The first effective use of conventional forces against guerrillas was Alexander the Great's Scythian campaign. As a military force, the Scythians were very much like terrorists. Here are some points of comparison:
- They were nomads, with no fixed location or base.
- They had no set organizational structure (hierarchy) that could be leveraged through a decapitation attack (as Alexander used against the Persians by attacking Darius).
- Their force was self-contained and therefore didn't present any vulnerable lines of communication or material.
- The Scythians were very mobile horse archers that could could attack from a distance, swarm on vulnerabilities when exposed, and flee to safety when engaged.
The totality of these strengths allowed the Scythians to defeat all conventional enemies sent against them. Alexander changed this. Here's how. Alexander recognized that the only way to defeat the enemy was to trap the enemy in a situation where their mobility was negated and they were forced to engage. There are two ways to do this. The first way is to trap the enemy on ground that prevented mobility. However, the Scythians were unlikely to fall into this trap.
The second solution was to create a situation where the enemy was trapped by the maneuver of forces in a way that restricted mobility. Alexander chose this solution. To do this, Alexander sent a small force of vulnerable calvary forward against the Scythians. The Scythians quickly began to swarm on this small force by riding around them in a circle and pelting them with arrows. While this "bait" was engaged, he moved forward light missile infantry as a screen to his maneuvers.

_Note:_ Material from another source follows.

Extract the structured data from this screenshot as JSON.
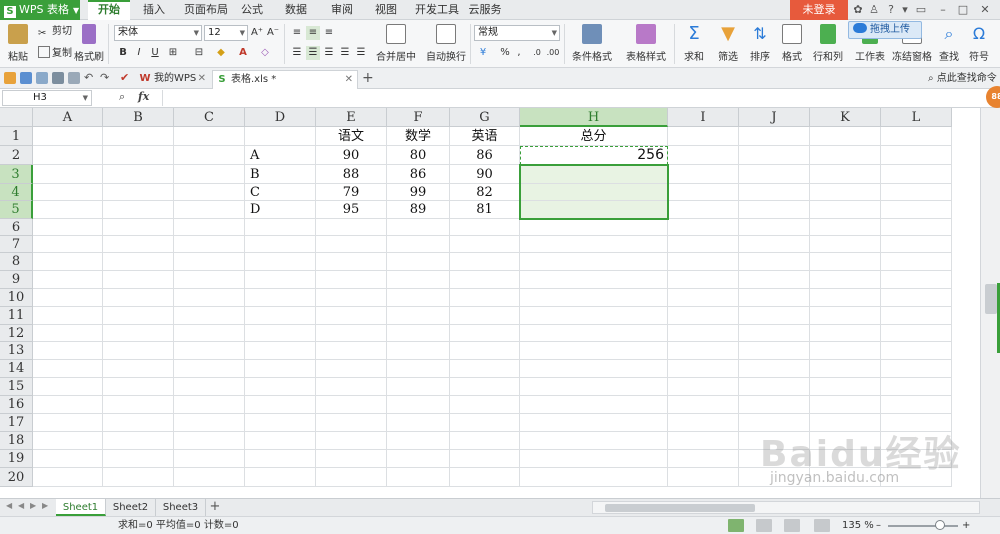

Behind the screen, he moved his remaining calvary in three columns (left wing, center, and right wing) to positions that would allow him to trap a segment of the encircling Scythians between the calvary "bait" and his main force. Once positioned, he charged forward, springing the trap. A large segment of the Scythians were thereby trapped, where they were either cut down or captured.
The result of this action quickly resulted in the capitulation of the Scythians. The reason was that their tactics had been defeated. Without an ability to attack with success, they were without recourse.
Here are the lessons that we can derive from this:
- Guerrilla and terrorist forces have a tendency to form into semi-conventional targets when presented with an opportunity free from threat of attack.
- Vulnerability attracts guerrilla and terrorist swarming attacks which thereby presents opportunity. In cyberwarfare, this is called a honeypot.
- The main conventional thrust should be held back until the enemy is surrounded with overwhelming force. Extreme efforts should be made to screen this maneuver and to limit attacks on the enemy until the vital moment.
Compare this to the way we are fought the Iraq and Afghanistan campaigns. In Afghanistan, we broke apart enemy forces (in large training camps of conventional organization) from a distance with indecisive force (air power). Further, we attacked enemy forces in fortifications that restricted mobility (Tora Bora) with insufficient ground forces (special operations forces) and allowed them to escape. In Iraq, we continue to pacify the whole of the country which prevents the guerrillas/terrorists from forming into larger semi-conventional formations (organizations with middle management of 350 people or greater) that can be engaged. In both locations, were are loathe to create vulnerabilities that may be used as traps (due to the fear of casualties). In all locations (across the globe), we are quick to disrupt terrorist networks and are likely to decapitate leadership when the opportunity presents itself. This is done even when terrorists operate in permissive environments (where police presence is in place).
Taken in their entirety, the tactics we have used are indecisive. Alexander points to a potential alternative.